■ **TASK BRIEF**: Copy all the lines below without altering anything.

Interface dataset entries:
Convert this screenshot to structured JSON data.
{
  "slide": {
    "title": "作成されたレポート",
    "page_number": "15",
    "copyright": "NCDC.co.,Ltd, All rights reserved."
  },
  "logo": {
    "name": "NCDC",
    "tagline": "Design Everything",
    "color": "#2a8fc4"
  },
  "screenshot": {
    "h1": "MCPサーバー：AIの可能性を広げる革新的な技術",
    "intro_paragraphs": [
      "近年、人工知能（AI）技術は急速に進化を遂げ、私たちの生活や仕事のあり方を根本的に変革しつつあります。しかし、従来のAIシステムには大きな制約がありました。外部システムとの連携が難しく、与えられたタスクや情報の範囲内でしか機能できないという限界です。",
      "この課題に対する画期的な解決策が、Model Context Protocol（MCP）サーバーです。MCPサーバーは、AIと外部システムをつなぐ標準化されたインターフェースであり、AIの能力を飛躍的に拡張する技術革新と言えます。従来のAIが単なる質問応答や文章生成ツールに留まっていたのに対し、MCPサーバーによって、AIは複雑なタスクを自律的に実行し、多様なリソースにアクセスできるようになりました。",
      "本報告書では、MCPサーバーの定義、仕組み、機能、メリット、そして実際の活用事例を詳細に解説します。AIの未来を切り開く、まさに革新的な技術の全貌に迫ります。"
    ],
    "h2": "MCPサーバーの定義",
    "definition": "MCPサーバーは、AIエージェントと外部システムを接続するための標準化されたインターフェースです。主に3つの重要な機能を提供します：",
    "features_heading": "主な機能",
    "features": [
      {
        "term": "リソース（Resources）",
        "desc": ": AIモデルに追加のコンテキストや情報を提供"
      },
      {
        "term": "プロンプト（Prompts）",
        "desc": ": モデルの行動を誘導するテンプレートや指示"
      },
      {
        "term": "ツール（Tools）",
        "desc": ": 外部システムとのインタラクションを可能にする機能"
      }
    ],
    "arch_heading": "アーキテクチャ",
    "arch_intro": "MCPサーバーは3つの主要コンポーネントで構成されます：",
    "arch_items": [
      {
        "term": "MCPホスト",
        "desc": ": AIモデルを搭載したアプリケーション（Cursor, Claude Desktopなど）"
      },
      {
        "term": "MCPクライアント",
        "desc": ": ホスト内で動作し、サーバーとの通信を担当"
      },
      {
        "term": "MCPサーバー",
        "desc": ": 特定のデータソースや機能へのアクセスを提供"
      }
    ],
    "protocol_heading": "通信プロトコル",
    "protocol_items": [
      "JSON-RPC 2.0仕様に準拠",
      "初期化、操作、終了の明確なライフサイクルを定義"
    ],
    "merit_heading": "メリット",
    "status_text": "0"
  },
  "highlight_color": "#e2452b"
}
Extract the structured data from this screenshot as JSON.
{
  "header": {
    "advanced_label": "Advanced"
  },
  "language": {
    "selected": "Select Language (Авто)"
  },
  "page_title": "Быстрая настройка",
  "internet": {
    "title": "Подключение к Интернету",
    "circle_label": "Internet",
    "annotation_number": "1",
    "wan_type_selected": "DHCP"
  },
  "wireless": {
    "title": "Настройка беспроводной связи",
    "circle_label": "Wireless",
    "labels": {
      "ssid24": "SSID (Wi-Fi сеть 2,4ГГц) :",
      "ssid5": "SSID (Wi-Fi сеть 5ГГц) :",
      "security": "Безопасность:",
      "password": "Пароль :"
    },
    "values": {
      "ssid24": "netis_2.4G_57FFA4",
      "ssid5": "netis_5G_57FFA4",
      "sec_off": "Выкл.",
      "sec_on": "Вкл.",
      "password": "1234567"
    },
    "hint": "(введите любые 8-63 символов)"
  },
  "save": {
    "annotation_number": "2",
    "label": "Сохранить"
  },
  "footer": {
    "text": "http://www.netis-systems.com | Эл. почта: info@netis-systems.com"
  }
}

■ **REPLY TO THE EXERCISE**:
Convert this screenshot to structured JSON data.
{
  "slide": {
    "title": "作成されたレポート",
    "page_number": "15",
    "copyright": "NCDC.co.,Ltd, All rights reserved."
  },
  "logo": {
    "name": "NCDC",
    "tagline": "Design Everything",
    "color": "#2a8fc4"
  },
  "screenshot": {
    "h1": "MCPサーバー：AIの可能性を広げる革新的な技術",
    "intro_paragraphs": [
      "近年、人工知能（AI）技術は急速に進化を遂げ、私たちの生活や仕事のあり方を根本的に変革しつつあります。しかし、従来のAIシステムには大きな制約がありました。外部システムとの連携が難しく、与えられたタスクや情報の範囲内でしか機能できないという限界です。",
      "この課題に対する画期的な解決策が、Model Context Protocol（MCP）サーバーです。MCPサーバーは、AIと外部システムをつなぐ標準化されたインターフェースであり、AIの能力を飛躍的に拡張する技術革新と言えます。従来のAIが単なる質問応答や文章生成ツールに留まっていたのに対し、MCPサーバーによって、AIは複雑なタスクを自律的に実行し、多様なリソースにアクセスできるようになりました。",
      "本報告書では、MCPサーバーの定義、仕組み、機能、メリット、そして実際の活用事例を詳細に解説します。AIの未来を切り開く、まさに革新的な技術の全貌に迫ります。"
    ],
    "h2": "MCPサーバーの定義",
    "definition": "MCPサーバーは、AIエージェントと外部システムを接続するための標準化されたインターフェースです。主に3つの重要な機能を提供します：",
    "features_heading": "主な機能",
    "features": [
      {
        "term": "リソース（Resources）",
        "desc": ": AIモデルに追加のコンテキストや情報を提供"
      },
      {
        "term": "プロンプト（Prompts）",
        "desc": ": モデルの行動を誘導するテンプレートや指示"
      },
      {
        "term": "ツール（Tools）",
        "desc": ": 外部システムとのインタラクションを可能にする機能"
      }
    ],
    "arch_heading": "アーキテクチャ",
    "arch_intro": "MCPサーバーは3つの主要コンポーネントで構成されます：",
    "arch_items": [
      {
        "term": "MCPホスト",
        "desc": ": AIモデルを搭載したアプリケーション（Cursor, Claude Desktopなど）"
      },
      {
        "term": "MCPクライアント",
        "desc": ": ホスト内で動作し、サーバーとの通信を担当"
      },
      {
        "term": "MCPサーバー",
        "desc": ": 特定のデータソースや機能へのアクセスを提供"
      }
    ],
    "protocol_heading": "通信プロトコル",
    "protocol_items": [
      "JSON-RPC 2.0仕様に準拠",
      "初期化、操作、終了の明確なライフサイクルを定義"
    ],
    "merit_heading": "メリット",
    "status_text": "0"
  },
  "highlight_color": "#e2452b"
}
Extract the structured data from this screenshot as JSON.
{
  "header": {
    "advanced_label": "Advanced"
  },
  "language": {
    "selected": "Select Language (Авто)"
  },
  "page_title": "Быстрая настройка",
  "internet": {
    "title": "Подключение к Интернету",
    "circle_label": "Internet",
    "annotation_number": "1",
    "wan_type_selected": "DHCP"
  },
  "wireless": {
    "title": "Настройка беспроводной связи",
    "circle_label": "Wireless",
    "labels": {
      "ssid24": "SSID (Wi-Fi сеть 2,4ГГц) :",
      "ssid5": "SSID (Wi-Fi сеть 5ГГц) :",
      "security": "Безопасность:",
      "password": "Пароль :"
    },
    "values": {
      "ssid24": "netis_2.4G_57FFA4",
      "ssid5": "netis_5G_57FFA4",
      "sec_off": "Выкл.",
      "sec_on": "Вкл.",
      "password": "1234567"
    },
    "hint": "(введите любые 8-63 символов)"
  },
  "save": {
    "annotation_number": "2",
    "label": "Сохранить"
  },
  "footer": {
    "text": "http://www.netis-systems.com | Эл. почта: info@netis-systems.com"
  }
}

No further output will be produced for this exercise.